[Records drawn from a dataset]

<<<<

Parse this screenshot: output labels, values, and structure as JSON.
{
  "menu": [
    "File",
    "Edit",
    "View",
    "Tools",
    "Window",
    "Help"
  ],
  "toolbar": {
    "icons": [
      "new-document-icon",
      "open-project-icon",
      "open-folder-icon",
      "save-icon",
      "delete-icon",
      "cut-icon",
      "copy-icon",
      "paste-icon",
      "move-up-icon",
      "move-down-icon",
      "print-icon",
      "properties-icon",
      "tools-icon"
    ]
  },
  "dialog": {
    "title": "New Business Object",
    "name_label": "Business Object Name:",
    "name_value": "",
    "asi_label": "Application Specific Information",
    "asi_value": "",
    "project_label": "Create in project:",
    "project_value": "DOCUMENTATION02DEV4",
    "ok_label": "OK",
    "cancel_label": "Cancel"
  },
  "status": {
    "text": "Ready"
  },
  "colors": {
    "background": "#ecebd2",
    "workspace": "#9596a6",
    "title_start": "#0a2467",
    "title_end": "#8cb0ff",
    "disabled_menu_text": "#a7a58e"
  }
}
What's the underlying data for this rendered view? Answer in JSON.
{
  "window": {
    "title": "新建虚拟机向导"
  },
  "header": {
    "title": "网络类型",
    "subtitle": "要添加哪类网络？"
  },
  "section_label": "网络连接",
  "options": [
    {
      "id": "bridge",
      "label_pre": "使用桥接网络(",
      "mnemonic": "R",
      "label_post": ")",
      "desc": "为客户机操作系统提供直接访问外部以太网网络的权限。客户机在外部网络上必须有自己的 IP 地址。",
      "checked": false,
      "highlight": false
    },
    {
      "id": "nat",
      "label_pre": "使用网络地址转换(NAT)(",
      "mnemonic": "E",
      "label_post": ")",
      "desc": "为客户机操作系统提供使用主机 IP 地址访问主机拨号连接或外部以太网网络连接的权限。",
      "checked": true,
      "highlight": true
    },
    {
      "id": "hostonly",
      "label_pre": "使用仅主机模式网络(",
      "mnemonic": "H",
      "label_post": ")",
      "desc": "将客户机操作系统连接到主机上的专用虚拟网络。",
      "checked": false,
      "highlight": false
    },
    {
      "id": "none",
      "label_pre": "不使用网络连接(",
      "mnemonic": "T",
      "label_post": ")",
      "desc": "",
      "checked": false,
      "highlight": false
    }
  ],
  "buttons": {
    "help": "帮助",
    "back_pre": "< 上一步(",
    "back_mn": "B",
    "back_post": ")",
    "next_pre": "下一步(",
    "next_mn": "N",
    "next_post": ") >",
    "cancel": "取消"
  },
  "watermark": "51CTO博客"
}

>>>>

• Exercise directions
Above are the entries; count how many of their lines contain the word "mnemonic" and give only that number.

• Response box
4